(Data records)

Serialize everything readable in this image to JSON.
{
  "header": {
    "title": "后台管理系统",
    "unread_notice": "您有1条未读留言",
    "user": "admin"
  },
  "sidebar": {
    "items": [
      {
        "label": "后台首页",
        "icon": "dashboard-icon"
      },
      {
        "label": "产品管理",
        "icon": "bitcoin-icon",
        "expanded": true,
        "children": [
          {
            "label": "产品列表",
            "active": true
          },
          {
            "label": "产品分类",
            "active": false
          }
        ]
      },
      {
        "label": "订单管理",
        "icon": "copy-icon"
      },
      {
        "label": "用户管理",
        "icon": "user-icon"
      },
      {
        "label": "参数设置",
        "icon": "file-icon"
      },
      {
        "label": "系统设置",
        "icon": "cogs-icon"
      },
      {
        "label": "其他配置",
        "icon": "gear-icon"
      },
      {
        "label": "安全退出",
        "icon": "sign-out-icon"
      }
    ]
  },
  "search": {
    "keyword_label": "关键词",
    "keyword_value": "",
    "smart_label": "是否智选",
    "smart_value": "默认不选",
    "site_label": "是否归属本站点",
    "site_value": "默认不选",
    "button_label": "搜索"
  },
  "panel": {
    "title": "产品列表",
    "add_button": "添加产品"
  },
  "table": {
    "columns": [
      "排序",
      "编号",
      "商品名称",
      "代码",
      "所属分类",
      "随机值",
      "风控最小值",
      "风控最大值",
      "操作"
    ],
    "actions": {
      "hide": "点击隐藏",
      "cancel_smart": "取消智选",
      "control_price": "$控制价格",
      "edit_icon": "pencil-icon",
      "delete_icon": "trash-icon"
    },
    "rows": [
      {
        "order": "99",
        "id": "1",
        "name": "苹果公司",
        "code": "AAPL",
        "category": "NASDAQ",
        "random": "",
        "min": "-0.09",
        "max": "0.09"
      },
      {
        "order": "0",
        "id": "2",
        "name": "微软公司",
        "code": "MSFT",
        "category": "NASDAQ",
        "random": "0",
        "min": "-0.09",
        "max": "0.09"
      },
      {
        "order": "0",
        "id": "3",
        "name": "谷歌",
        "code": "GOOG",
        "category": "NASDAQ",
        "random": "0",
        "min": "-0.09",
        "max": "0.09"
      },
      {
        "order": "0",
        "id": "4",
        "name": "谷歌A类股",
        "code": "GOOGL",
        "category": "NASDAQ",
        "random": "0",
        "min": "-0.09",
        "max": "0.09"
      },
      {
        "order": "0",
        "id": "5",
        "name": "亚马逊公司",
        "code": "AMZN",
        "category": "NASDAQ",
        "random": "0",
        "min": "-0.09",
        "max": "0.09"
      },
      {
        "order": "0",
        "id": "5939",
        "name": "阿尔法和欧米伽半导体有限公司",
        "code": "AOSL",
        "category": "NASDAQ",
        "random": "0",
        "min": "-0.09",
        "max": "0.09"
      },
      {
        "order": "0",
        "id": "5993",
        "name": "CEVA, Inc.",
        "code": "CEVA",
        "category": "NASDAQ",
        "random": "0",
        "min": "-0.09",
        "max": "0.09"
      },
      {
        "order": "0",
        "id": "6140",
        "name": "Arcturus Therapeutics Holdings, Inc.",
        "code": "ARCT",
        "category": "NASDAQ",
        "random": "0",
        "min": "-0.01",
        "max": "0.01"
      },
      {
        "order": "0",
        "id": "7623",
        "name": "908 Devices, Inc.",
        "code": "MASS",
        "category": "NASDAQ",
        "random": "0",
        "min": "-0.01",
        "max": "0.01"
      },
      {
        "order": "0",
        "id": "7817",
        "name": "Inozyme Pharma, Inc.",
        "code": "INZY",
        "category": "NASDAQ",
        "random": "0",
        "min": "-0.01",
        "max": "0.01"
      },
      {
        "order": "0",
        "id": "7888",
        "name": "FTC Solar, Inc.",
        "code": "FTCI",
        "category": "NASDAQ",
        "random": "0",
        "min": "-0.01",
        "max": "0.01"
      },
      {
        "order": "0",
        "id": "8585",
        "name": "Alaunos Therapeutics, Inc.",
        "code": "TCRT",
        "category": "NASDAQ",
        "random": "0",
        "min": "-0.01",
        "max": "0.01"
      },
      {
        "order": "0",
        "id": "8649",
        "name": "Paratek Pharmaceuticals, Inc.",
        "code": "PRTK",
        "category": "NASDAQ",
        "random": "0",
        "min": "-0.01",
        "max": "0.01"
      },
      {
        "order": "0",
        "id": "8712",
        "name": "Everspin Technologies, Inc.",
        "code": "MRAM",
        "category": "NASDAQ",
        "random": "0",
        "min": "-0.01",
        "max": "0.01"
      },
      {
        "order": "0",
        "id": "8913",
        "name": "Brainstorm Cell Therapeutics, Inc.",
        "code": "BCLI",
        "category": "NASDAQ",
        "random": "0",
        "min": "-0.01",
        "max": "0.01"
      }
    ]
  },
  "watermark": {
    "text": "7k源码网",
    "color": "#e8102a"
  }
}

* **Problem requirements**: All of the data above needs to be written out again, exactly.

* **Solution for this exercise**:
Serialize everything readable in this image to JSON.
{
  "header": {
    "title": "后台管理系统",
    "unread_notice": "您有1条未读留言",
    "user": "admin"
  },
  "sidebar": {
    "items": [
      {
        "label": "后台首页",
        "icon": "dashboard-icon"
      },
      {
        "label": "产品管理",
        "icon": "bitcoin-icon",
        "expanded": true,
        "children": [
          {
            "label": "产品列表",
            "active": true
          },
          {
            "label": "产品分类",
            "active": false
          }
        ]
      },
      {
        "label": "订单管理",
        "icon": "copy-icon"
      },
      {
        "label": "用户管理",
        "icon": "user-icon"
      },
      {
        "label": "参数设置",
        "icon": "file-icon"
      },
      {
        "label": "系统设置",
        "icon": "cogs-icon"
      },
      {
        "label": "其他配置",
        "icon": "gear-icon"
      },
      {
        "label": "安全退出",
        "icon": "sign-out-icon"
      }
    ]
  },
  "search": {
    "keyword_label": "关键词",
    "keyword_value": "",
    "smart_label": "是否智选",
    "smart_value": "默认不选",
    "site_label": "是否归属本站点",
    "site_value": "默认不选",
    "button_label": "搜索"
  },
  "panel": {
    "title": "产品列表",
    "add_button": "添加产品"
  },
  "table": {
    "columns": [
      "排序",
      "编号",
      "商品名称",
      "代码",
      "所属分类",
      "随机值",
      "风控最小值",
      "风控最大值",
      "操作"
    ],
    "actions": {
      "hide": "点击隐藏",
      "cancel_smart": "取消智选",
      "control_price": "$控制价格",
      "edit_icon": "pencil-icon",
      "delete_icon": "trash-icon"
    },
    "rows": [
      {
        "order": "99",
        "id": "1",
        "name": "苹果公司",
        "code": "AAPL",
        "category": "NASDAQ",
        "random": "",
        "min": "-0.09",
        "max": "0.09"
      },
      {
        "order": "0",
        "id": "2",
        "name": "微软公司",
        "code": "MSFT",
        "category": "NASDAQ",
        "random": "0",
        "min": "-0.09",
        "max": "0.09"
      },
      {
        "order": "0",
        "id": "3",
        "name": "谷歌",
        "code": "GOOG",
        "category": "NASDAQ",
        "random": "0",
        "min": "-0.09",
        "max": "0.09"
      },
      {
        "order": "0",
        "id": "4",
        "name": "谷歌A类股",
        "code": "GOOGL",
        "category": "NASDAQ",
        "random": "0",
        "min": "-0.09",
        "max": "0.09"
      },
      {
        "order": "0",
        "id": "5",
        "name": "亚马逊公司",
        "code": "AMZN",
        "category": "NASDAQ",
        "random": "0",
        "min": "-0.09",
        "max": "0.09"
      },
      {
        "order": "0",
        "id": "5939",
        "name": "阿尔法和欧米伽半导体有限公司",
        "code": "AOSL",
        "category": "NASDAQ",
        "random": "0",
        "min": "-0.09",
        "max": "0.09"
      },
      {
        "order": "0",
        "id": "5993",
        "name": "CEVA, Inc.",
        "code": "CEVA",
        "category": "NASDAQ",
        "random": "0",
        "min": "-0.09",
        "max": "0.09"
      },
      {
        "order": "0",
        "id": "6140",
        "name": "Arcturus Therapeutics Holdings, Inc.",
        "code": "ARCT",
        "category": "NASDAQ",
        "random": "0",
        "min": "-0.01",
        "max": "0.01"
      },
      {
        "order": "0",
        "id": "7623",
        "name": "908 Devices, Inc.",
        "code": "MASS",
        "category": "NASDAQ",
        "random": "0",
        "min": "-0.01",
        "max": "0.01"
      },
      {
        "order": "0",
        "id": "7817",
        "name": "Inozyme Pharma, Inc.",
        "code": "INZY",
        "category": "NASDAQ",
        "random": "0",
        "min": "-0.01",
        "max": "0.01"
      },
      {
        "order": "0",
        "id": "7888",
        "name": "FTC Solar, Inc.",
        "code": "FTCI",
        "category": "NASDAQ",
        "random": "0",
        "min": "-0.01",
        "max": "0.01"
      },
      {
        "order": "0",
        "id": "8585",
        "name": "Alaunos Therapeutics, Inc.",
        "code": "TCRT",
        "category": "NASDAQ",
        "random": "0",
        "min": "-0.01",
        "max": "0.01"
      },
      {
        "order": "0",
        "id": "8649",
        "name": "Paratek Pharmaceuticals, Inc.",
        "code": "PRTK",
        "category": "NASDAQ",
        "random": "0",
        "min": "-0.01",
        "max": "0.01"
      },
      {
        "order": "0",
        "id": "8712",
        "name": "Everspin Technologies, Inc.",
        "code": "MRAM",
        "category": "NASDAQ",
        "random": "0",
        "min": "-0.01",
        "max": "0.01"
      },
      {
        "order": "0",
        "id": "8913",
        "name": "Brainstorm Cell Therapeutics, Inc.",
        "code": "BCLI",
        "category": "NASDAQ",
        "random": "0",
        "min": "-0.01",
        "max": "0.01"
      }
    ]
  },
  "watermark": {
    "text": "7k源码网",
    "color": "#e8102a"
  }
}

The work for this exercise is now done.